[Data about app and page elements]
· · · · ·
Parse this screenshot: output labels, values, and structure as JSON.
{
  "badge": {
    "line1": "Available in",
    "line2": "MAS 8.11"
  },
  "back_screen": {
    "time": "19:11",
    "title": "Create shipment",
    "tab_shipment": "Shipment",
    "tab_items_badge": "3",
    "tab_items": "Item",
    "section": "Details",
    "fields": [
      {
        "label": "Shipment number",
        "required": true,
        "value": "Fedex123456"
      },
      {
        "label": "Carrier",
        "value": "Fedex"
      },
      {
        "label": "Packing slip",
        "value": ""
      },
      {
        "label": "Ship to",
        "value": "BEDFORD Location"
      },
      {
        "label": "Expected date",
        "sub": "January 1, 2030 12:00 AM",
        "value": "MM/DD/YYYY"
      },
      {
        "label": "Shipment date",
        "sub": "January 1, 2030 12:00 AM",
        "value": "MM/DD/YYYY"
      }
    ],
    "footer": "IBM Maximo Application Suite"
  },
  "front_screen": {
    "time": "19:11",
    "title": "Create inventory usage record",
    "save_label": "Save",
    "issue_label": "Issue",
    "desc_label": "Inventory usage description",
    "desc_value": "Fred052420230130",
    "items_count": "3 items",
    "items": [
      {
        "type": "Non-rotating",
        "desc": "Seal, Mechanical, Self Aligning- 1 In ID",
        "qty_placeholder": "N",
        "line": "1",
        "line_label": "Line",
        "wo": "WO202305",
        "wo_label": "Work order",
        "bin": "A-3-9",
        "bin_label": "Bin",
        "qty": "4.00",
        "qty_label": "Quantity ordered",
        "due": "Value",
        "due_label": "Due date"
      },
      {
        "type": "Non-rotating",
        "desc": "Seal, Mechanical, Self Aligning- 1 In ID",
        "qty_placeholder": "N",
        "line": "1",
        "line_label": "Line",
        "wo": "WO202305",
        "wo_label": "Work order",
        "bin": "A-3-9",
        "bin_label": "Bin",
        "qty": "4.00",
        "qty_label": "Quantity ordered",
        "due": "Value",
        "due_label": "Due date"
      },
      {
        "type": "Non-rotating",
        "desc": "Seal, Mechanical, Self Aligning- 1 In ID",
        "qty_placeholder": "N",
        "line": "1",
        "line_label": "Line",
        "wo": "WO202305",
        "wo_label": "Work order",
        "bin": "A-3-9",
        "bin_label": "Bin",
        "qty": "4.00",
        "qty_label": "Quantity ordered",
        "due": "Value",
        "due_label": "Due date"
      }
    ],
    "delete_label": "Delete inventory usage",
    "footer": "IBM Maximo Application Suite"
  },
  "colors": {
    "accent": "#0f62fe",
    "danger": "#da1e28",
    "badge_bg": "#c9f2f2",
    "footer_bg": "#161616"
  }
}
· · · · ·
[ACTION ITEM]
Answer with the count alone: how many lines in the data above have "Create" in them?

[RESPONSE FOR THIS EXERCISE]
2